Even if baby is still at the gummy stage, it's never too early to start considering proper oral hygiene as taking care now safeguards healthy teeth and gums for that first official visit from the tooth fairy.
Newborn to Six Months
Between the time of newborn to three months, it's essential to clean your baby's mouth with gauze or a warm washcloth since milk contains sugars in the form of lactose. Though you don't need to worry too much, the American Pediatric Association advises to regularly clean mouths after every breast-feeding for a clean, pre-teething environment. Additionally, keep a water bottle by their side at night. If you put them down with a bottle of milk or juice, this form of tooth decay known as "baby bottle mouth" can be harmful as they sleep with a mouth full of potentially acidic liquid that ultimately creates an acidic environment for gums and developing teeth.

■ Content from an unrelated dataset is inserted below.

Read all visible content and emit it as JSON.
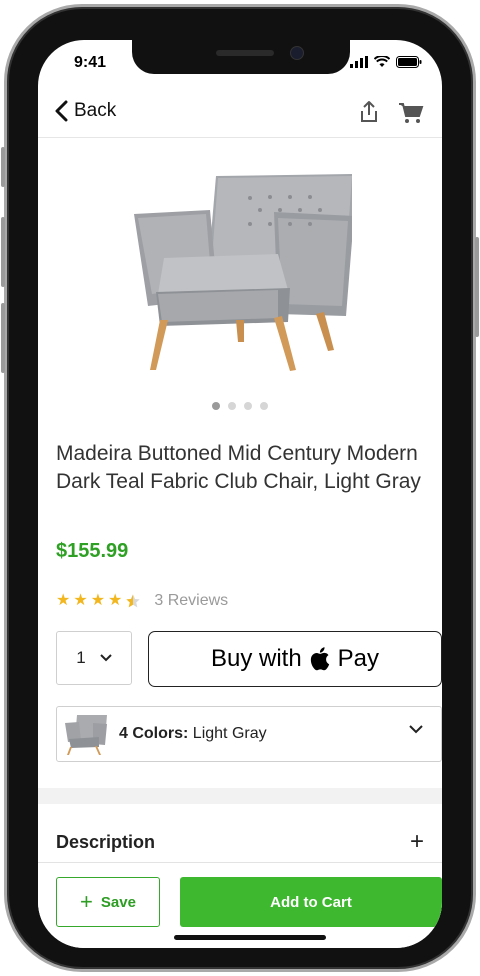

If your baby shoots a steady stream of saliva down that round chin during the three to six month mark, relax Womanistas — this is a true baby norm. Drooling, a low-grade fever, and "gumming" objects are adorable signs of early teething. While the wee-wonder might start growing irritable, provide them with something cold to chew on, like a teething ring placed in the fridge. As you wait for that first tooth, get into the habit a few times daily to wipe their gums clean.
Moreover, make sure your oral health is in tip-top shape. The American Academy of Pediatric Dentistry suggests babies can "catch" cavities, specifically from mothers. Known as "streptococcus mutans," these cavity bacteria transmit even before baby teeth erupt, so the better your oral care, the less risk you run for baby cavities.

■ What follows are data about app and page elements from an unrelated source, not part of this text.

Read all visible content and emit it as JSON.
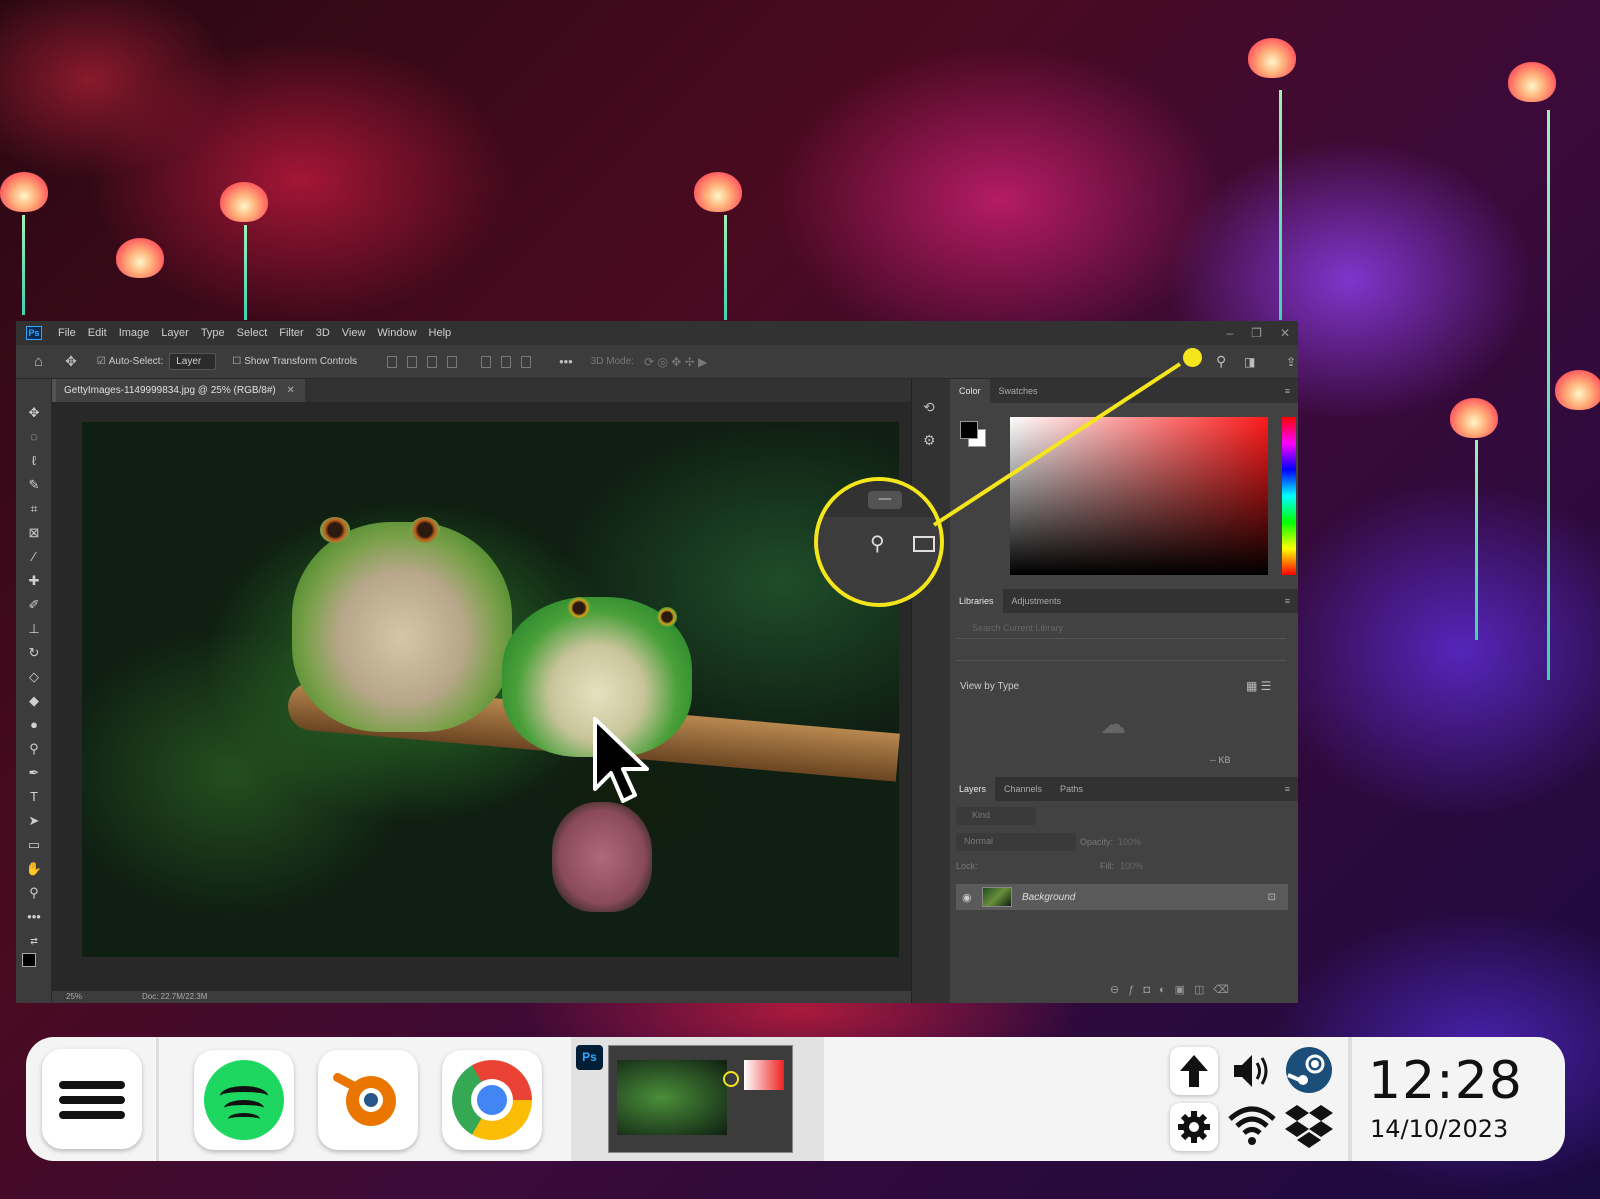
{
  "photoshop": {
    "logo": "Ps",
    "menu": [
      "File",
      "Edit",
      "Image",
      "Layer",
      "Type",
      "Select",
      "Filter",
      "3D",
      "View",
      "Window",
      "Help"
    ],
    "window_controls": {
      "minimize": "–",
      "restore": "❐",
      "close": "✕"
    },
    "options": {
      "auto_select_label": "Auto-Select:",
      "auto_select_value": "Layer",
      "transform_label": "Show Transform Controls",
      "mode_3d_label": "3D Mode:"
    },
    "document_tab": "GettyImages-1149999834.jpg @ 25% (RGB/8#)",
    "status": {
      "zoom": "25%",
      "doc": "Doc: 22.7M/22.3M"
    },
    "color_panel": {
      "tabs": [
        "Color",
        "Swatches"
      ],
      "fg_color": "#000000",
      "bg_color": "#ffffff"
    },
    "libraries_panel": {
      "tabs": [
        "Libraries",
        "Adjustments"
      ],
      "search_placeholder": "Search Current Library",
      "view_by": "View by Type",
      "size": "-- KB"
    },
    "layers_panel": {
      "tabs": [
        "Layers",
        "Channels",
        "Paths"
      ],
      "kind_label": "Kind",
      "blend_mode": "Normal",
      "opacity_label": "Opacity:",
      "opacity_value": "100%",
      "lock_label": "Lock:",
      "fill_label": "Fill:",
      "fill_value": "100%",
      "layer_name": "Background"
    },
    "highlight_color": "#f5e51c"
  },
  "taskbar": {
    "apps": [
      {
        "name": "Spotify",
        "icon": "spotify-icon"
      },
      {
        "name": "Blender",
        "icon": "blender-icon"
      },
      {
        "name": "Google Chrome",
        "icon": "chrome-icon"
      }
    ],
    "active_window": {
      "badge": "Ps"
    },
    "tray": [
      "upload-arrow-icon",
      "volume-icon",
      "steam-icon",
      "gear-icon",
      "wifi-icon",
      "dropbox-icon"
    ],
    "clock": {
      "time": "12:28",
      "date": "14/10/2023"
    }
  }
}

Six Months to Two Years
According to Erskine Family Dentistry, parents should make an appointment to see a dentist as soon as a child gets their first tooth. Of course, the debut of that first tooth occurs during the sixth month and by the time they're two, 20 little chompers are in place. While these teeth inevitably fall out, they serve in the development of speaking, smiling and chewing effectively, as well as becoming a placeholder for forthcoming teeth.
You might be wondering how to clean their teeth. What about toothpaste? Should they still be on the bottle?
First, softly brush each tiny tooth as soon as it appears, but use soft-bristled toothbrushes designed for infants. If afraid to tackle tiny teeth, continue the washcloth routine.
Before they're capable of spitting efficiently, Erskine Family Dentistry advises parents use a pea-sized amount of toothpaste without fluoride, as too much is dangerous. Constantly have them rinse and spit after brushing to begin that lifelong habit for when they can use fluoride toothpaste.
If baby teeth are lost early on due to baby bottle mouth, nearby teeth encroach spaces, resulting in crooked teeth or delay the emergence of permanent teeth. This is why it's important to wean babies off the bottle by the age of one. Moreover, if a baby's tooth turns dark due to falling or roughhousing with siblings, this condition ("dark tooth") needs attention. Check for infection and thoroughly examine for little bubbles popping up above the tooth. If so, see your dentist immediately.
Two Years and Older
With a full-set of pearlies finally making their debut, your baby — we mean, toddler — has never looked more beautiful. But if your child was premature, let your dentist know, as preemies are at a higher risk for cavities than full-term babies and more prone to dental complications as they grow older. A study from the Academy of General Dentistry found preemies have the lowest rate of dental development before six years of age, causing their teeth to be more susceptible to tooth decay and cavities.
When they turn three, introduce them to floss. Using waxed floss that easily slides between teeth begins the process of implementing healthy habits and should accompany curbing habits like pacifier or thumb-sucking. While many children grow out of that habit by age four, carrying on can cause permanent damage to dental development. If it becomes an issue, see your dentist and try positive reinforcement daily. For instance, congratulate them and constructively change their habit through hugs and kisses when not sucking their thumb or pacifying. Just don't use candy as an incentive.